First, other dwarves in the company will reveal it to Bilbo, no doubt out of ear-shot of a brooding Thorin. This will perhaps occur on the journey to Rivendell, as the first part of the film will of course have to set up the rest of the film and trilogy.
Second, it could be revealed via a dream sequence for Thorin. If this occurs, it will likely be used to begin film three, There and Back Again, much as RotK began with such a sequence for Gollum. The sequence could open from the perspective of a young Thorin, leading a band of other young, foolhardy dwarves, being mischievous in Erebor, gleaming in all its pre-desolation splendour. The camera then follows them through the great halls, bustling with industry, commerce, culture, and then out through the front gate onto the side of the Lonely Mountain. Thorin and his comrades scramble up the mountainside, perhaps hunting, and while joking amongst themselves, Thorin suddenly sights something on the horizon, high against the sky.

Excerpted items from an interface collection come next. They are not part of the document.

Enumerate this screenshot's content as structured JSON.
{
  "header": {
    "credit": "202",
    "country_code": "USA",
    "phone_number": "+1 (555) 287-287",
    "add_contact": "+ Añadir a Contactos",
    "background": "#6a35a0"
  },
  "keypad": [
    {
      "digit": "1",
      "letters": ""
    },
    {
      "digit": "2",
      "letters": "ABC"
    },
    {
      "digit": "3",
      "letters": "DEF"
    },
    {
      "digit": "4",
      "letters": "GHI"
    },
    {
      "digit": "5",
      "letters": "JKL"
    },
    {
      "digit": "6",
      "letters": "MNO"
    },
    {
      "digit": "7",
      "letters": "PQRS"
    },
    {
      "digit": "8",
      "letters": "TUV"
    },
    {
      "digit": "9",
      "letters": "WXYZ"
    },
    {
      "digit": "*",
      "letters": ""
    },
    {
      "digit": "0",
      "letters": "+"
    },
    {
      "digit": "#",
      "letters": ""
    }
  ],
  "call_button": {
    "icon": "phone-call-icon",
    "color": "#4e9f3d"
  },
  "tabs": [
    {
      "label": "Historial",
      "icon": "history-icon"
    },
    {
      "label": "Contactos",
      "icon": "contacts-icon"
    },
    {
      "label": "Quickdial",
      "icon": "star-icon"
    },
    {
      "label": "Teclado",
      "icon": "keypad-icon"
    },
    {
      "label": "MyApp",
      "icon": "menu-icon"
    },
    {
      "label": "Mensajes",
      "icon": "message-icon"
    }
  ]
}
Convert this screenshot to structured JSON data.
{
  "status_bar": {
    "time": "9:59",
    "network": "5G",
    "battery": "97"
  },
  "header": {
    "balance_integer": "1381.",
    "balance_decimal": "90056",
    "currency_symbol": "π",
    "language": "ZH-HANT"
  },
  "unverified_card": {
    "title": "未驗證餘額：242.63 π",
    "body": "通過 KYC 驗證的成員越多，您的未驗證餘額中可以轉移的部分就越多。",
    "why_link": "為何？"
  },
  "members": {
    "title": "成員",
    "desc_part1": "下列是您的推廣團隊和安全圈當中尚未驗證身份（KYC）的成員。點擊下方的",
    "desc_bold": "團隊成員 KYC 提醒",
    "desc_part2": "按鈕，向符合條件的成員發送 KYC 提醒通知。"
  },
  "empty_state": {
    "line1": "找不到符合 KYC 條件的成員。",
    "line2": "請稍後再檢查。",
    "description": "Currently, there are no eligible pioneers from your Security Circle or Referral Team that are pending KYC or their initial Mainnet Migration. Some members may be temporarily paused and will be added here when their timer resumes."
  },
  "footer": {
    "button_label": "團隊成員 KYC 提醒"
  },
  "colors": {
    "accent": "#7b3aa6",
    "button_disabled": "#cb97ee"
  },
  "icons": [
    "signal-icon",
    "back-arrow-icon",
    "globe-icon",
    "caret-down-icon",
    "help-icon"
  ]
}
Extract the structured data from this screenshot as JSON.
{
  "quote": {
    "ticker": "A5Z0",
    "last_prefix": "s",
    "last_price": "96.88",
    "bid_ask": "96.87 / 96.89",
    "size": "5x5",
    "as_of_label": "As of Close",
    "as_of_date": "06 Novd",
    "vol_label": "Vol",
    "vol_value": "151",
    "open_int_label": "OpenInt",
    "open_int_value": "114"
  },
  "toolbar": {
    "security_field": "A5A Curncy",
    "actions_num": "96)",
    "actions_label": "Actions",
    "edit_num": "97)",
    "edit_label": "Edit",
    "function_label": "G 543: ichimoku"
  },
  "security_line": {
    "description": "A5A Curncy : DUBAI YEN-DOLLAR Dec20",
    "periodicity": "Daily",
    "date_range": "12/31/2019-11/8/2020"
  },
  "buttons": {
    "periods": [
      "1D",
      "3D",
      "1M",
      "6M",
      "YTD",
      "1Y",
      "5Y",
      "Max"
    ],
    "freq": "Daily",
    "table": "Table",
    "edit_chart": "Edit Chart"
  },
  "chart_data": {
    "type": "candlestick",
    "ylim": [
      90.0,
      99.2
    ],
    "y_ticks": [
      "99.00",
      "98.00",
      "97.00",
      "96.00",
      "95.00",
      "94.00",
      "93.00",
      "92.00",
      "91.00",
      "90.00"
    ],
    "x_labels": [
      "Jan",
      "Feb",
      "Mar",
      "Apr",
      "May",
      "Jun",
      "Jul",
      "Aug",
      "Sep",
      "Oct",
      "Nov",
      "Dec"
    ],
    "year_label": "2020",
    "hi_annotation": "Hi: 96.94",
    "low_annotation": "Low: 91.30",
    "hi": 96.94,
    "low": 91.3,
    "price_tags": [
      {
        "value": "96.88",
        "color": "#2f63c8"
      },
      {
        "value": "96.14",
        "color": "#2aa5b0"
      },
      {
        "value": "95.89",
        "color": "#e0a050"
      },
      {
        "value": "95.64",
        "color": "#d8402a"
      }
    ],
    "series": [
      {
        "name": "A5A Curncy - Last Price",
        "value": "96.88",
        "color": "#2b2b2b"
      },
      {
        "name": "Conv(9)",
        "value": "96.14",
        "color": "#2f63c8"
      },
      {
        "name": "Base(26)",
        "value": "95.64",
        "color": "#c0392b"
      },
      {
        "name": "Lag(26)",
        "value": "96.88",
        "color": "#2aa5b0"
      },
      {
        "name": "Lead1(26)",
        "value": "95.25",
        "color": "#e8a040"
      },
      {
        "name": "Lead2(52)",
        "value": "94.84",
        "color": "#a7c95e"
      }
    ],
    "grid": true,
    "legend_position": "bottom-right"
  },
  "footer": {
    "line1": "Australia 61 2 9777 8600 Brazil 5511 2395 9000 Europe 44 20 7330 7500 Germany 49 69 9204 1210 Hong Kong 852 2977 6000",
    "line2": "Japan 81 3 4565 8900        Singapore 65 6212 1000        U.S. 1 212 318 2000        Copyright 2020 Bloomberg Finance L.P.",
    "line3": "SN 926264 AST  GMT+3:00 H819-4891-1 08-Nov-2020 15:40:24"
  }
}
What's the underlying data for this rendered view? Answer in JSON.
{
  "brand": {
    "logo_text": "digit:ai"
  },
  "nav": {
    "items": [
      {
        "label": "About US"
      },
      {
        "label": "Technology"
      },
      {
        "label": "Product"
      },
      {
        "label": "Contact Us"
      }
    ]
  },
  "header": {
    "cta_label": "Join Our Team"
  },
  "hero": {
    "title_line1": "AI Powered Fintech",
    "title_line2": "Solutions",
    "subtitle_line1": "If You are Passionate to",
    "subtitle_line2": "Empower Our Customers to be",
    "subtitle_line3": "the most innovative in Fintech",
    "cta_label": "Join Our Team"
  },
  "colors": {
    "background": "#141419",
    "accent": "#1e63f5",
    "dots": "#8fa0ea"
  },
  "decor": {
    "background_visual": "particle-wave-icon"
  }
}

Slowly, as it gets closer, Thorin begins to feel a sense of horror and dread creep over him. It is the coming of the dragon. He watches, helpless, as Smaug descends on the mountain, smashing through the front gate. The sequence then picks up pace, quickly cutting to scenes of slaughter as Smaug routs the Kingdom, laying Erebor to waste: scenes of him scything through battalions of Dwarves forlornly scrambling to defend their Kingdom; rampaging through the halls and darting under arches, smoking out those in hiding; driving all before him. The sequence could build to a terrible crescendo of death and destruction, fire and flashing talons, and suddenly the dragon turns and seems to breathe fire straight into the camera… and Thorin wakes up with a start.
It was all a dream. A recollection of what befell the mountain all those decades before. Thorin looks around, and finds himself sitting in the ruins of one of the great halls of Erebor. Having been there several weeks, the dwarves are now somewhat settled into the sorry remains of their old kingdom. Thorin slowly stands up, and the camera pulls back to reveal the charred halls, the great doors broken from their hinges. It still has the reek of Smaug. Sloughed dragon skin is all about, coiled in corners, draped over ancient beheaded statues of dead Kings like some hideous gossamer.
Such a ‘dream sequence’ would play an important role at the beginning of the third film: it would establish, aside from Bilbo himself, Thorin as the central character of that film, as the film will follow his arc from a descent into despotism through to his reconciliation with Bilbo and redemption in death. The scene will remind the audience of why he is unwilling to parley with the Lakemen, and why he proves so covetous of his Kingdom, terrified of losing it all over again. It establishes the tragedy and humiliation that defines him, and which hardens his resolve into obstinance now he is re-ensconced in his ancestral halls. It would also illustrate the tragic decline of the kingdom from its glory days before the coming of the dragon, compared to its ruin now it has been retaken: it shows what the dragon has wrought.
This scene would also allows the director to begin film three with a high-octane action sequence, one that would have the added benefit of giving Smaug some more screen time, even though he will have been killed at the end of the previous film. For these scenes of Smaug’s conquest of the mountain could not have been shown in much detail at the beginning of the first film, in Hobbiton, as what Smaug looks like is likely to be the big ‘reveal’ of film two, and thus little of him will be shown in film one. Such an action sequence will be necessary as the rest of the first act of film three will largely be about diplomacy and the drum-beats of war, culminating in the Battle of the Five Armies.